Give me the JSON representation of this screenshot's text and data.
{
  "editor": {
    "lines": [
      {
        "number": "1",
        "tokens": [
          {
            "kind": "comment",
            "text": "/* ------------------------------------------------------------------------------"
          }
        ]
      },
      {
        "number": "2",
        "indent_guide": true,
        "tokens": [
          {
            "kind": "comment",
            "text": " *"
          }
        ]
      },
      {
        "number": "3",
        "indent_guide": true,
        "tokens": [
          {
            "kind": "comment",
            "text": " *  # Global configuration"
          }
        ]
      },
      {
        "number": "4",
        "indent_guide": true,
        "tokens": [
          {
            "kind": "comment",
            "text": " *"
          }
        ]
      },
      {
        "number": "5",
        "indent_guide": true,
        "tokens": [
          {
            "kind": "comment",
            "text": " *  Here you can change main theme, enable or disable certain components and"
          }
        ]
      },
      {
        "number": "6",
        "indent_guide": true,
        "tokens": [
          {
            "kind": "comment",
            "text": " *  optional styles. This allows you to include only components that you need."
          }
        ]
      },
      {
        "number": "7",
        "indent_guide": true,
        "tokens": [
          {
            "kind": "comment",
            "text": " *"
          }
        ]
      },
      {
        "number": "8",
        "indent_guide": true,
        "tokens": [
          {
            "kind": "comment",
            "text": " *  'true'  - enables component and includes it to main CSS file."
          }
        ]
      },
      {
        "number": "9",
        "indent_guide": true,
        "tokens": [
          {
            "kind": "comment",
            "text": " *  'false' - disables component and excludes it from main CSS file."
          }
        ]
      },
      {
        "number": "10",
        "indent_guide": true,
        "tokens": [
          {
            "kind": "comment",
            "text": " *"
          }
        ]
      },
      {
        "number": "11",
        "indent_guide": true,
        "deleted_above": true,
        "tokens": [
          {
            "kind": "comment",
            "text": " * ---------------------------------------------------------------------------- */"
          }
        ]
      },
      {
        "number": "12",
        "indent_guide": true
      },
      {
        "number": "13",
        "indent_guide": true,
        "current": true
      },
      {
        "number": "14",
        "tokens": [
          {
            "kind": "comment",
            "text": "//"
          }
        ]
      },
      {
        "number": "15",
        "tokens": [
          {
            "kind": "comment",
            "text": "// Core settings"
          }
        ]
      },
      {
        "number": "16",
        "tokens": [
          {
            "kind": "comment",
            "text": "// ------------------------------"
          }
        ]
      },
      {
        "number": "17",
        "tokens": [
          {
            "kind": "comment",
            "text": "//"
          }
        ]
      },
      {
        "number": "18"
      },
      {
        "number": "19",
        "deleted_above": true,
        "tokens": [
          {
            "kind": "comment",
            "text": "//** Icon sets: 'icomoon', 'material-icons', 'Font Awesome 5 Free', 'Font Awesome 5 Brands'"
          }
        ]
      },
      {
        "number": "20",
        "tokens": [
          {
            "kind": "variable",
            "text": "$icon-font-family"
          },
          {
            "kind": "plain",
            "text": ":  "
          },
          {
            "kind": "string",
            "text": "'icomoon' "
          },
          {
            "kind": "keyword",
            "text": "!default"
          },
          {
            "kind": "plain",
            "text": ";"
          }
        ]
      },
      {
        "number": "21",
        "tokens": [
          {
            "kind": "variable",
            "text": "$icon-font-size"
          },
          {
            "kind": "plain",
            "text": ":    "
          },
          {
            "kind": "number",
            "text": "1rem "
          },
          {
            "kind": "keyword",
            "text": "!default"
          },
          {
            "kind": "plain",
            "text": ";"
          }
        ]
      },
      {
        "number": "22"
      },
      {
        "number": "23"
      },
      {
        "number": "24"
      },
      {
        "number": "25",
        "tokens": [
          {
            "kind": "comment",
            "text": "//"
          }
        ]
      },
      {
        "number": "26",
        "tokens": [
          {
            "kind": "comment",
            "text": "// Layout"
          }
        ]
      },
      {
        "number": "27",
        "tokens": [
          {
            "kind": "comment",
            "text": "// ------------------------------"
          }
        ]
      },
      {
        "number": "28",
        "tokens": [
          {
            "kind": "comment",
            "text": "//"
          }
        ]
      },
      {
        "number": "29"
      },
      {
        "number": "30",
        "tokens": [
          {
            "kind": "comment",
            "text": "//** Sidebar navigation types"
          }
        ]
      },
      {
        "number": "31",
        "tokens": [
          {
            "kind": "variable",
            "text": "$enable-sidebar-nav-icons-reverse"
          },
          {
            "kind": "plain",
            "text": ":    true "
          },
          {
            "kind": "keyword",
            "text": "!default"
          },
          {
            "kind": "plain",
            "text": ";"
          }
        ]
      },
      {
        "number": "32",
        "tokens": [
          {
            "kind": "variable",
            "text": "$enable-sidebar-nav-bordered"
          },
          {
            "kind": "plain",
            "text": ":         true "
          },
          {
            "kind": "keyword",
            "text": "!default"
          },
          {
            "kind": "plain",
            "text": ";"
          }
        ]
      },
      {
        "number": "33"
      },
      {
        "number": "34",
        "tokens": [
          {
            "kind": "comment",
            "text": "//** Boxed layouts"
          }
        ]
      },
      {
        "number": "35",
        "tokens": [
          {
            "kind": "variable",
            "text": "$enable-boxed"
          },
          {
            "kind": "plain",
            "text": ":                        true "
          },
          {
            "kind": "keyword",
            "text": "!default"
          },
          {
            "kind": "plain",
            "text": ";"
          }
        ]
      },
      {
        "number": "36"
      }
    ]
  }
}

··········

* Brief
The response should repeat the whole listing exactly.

* Output below
Give me the JSON representation of this screenshot's text and data.
{
  "editor": {
    "lines": [
      {
        "number": "1",
        "tokens": [
          {
            "kind": "comment",
            "text": "/* ------------------------------------------------------------------------------"
          }
        ]
      },
      {
        "number": "2",
        "indent_guide": true,
        "tokens": [
          {
            "kind": "comment",
            "text": " *"
          }
        ]
      },
      {
        "number": "3",
        "indent_guide": true,
        "tokens": [
          {
            "kind": "comment",
            "text": " *  # Global configuration"
          }
        ]
      },
      {
        "number": "4",
        "indent_guide": true,
        "tokens": [
          {
            "kind": "comment",
            "text": " *"
          }
        ]
      },
      {
        "number": "5",
        "indent_guide": true,
        "tokens": [
          {
            "kind": "comment",
            "text": " *  Here you can change main theme, enable or disable certain components and"
          }
        ]
      },
      {
        "number": "6",
        "indent_guide": true,
        "tokens": [
          {
            "kind": "comment",
            "text": " *  optional styles. This allows you to include only components that you need."
          }
        ]
      },
      {
        "number": "7",
        "indent_guide": true,
        "tokens": [
          {
            "kind": "comment",
            "text": " *"
          }
        ]
      },
      {
        "number": "8",
        "indent_guide": true,
        "tokens": [
          {
            "kind": "comment",
            "text": " *  'true'  - enables component and includes it to main CSS file."
          }
        ]
      },
      {
        "number": "9",
        "indent_guide": true,
        "tokens": [
          {
            "kind": "comment",
            "text": " *  'false' - disables component and excludes it from main CSS file."
          }
        ]
      },
      {
        "number": "10",
        "indent_guide": true,
        "tokens": [
          {
            "kind": "comment",
            "text": " *"
          }
        ]
      },
      {
        "number": "11",
        "indent_guide": true,
        "deleted_above": true,
        "tokens": [
          {
            "kind": "comment",
            "text": " * ---------------------------------------------------------------------------- */"
          }
        ]
      },
      {
        "number": "12",
        "indent_guide": true
      },
      {
        "number": "13",
        "indent_guide": true,
        "current": true
      },
      {
        "number": "14",
        "tokens": [
          {
            "kind": "comment",
            "text": "//"
          }
        ]
      },
      {
        "number": "15",
        "tokens": [
          {
            "kind": "comment",
            "text": "// Core settings"
          }
        ]
      },
      {
        "number": "16",
        "tokens": [
          {
            "kind": "comment",
            "text": "// ------------------------------"
          }
        ]
      },
      {
        "number": "17",
        "tokens": [
          {
            "kind": "comment",
            "text": "//"
          }
        ]
      },
      {
        "number": "18"
      },
      {
        "number": "19",
        "deleted_above": true,
        "tokens": [
          {
            "kind": "comment",
            "text": "//** Icon sets: 'icomoon', 'material-icons', 'Font Awesome 5 Free', 'Font Awesome 5 Brands'"
          }
        ]
      },
      {
        "number": "20",
        "tokens": [
          {
            "kind": "variable",
            "text": "$icon-font-family"
          },
          {
            "kind": "plain",
            "text": ":  "
          },
          {
            "kind": "string",
            "text": "'icomoon' "
          },
          {
            "kind": "keyword",
            "text": "!default"
          },
          {
            "kind": "plain",
            "text": ";"
          }
        ]
      },
      {
        "number": "21",
        "tokens": [
          {
            "kind": "variable",
            "text": "$icon-font-size"
          },
          {
            "kind": "plain",
            "text": ":    "
          },
          {
            "kind": "number",
            "text": "1rem "
          },
          {
            "kind": "keyword",
            "text": "!default"
          },
          {
            "kind": "plain",
            "text": ";"
          }
        ]
      },
      {
        "number": "22"
      },
      {
        "number": "23"
      },
      {
        "number": "24"
      },
      {
        "number": "25",
        "tokens": [
          {
            "kind": "comment",
            "text": "//"
          }
        ]
      },
      {
        "number": "26",
        "tokens": [
          {
            "kind": "comment",
            "text": "// Layout"
          }
        ]
      },
      {
        "number": "27",
        "tokens": [
          {
            "kind": "comment",
            "text": "// ------------------------------"
          }
        ]
      },
      {
        "number": "28",
        "tokens": [
          {
            "kind": "comment",
            "text": "//"
          }
        ]
      },
      {
        "number": "29"
      },
      {
        "number": "30",
        "tokens": [
          {
            "kind": "comment",
            "text": "//** Sidebar navigation types"
          }
        ]
      },
      {
        "number": "31",
        "tokens": [
          {
            "kind": "variable",
            "text": "$enable-sidebar-nav-icons-reverse"
          },
          {
            "kind": "plain",
            "text": ":    true "
          },
          {
            "kind": "keyword",
            "text": "!default"
          },
          {
            "kind": "plain",
            "text": ";"
          }
        ]
      },
      {
        "number": "32",
        "tokens": [
          {
            "kind": "variable",
            "text": "$enable-sidebar-nav-bordered"
          },
          {
            "kind": "plain",
            "text": ":         true "
          },
          {
            "kind": "keyword",
            "text": "!default"
          },
          {
            "kind": "plain",
            "text": ";"
          }
        ]
      },
      {
        "number": "33"
      },
      {
        "number": "34",
        "tokens": [
          {
            "kind": "comment",
            "text": "//** Boxed layouts"
          }
        ]
      },
      {
        "number": "35",
        "tokens": [
          {
            "kind": "variable",
            "text": "$enable-boxed"
          },
          {
            "kind": "plain",
            "text": ":                        true "
          },
          {
            "kind": "keyword",
            "text": "!default"
          },
          {
            "kind": "plain",
            "text": ";"
          }
        ]
      },
      {
        "number": "36"
      }
    ]
  }
}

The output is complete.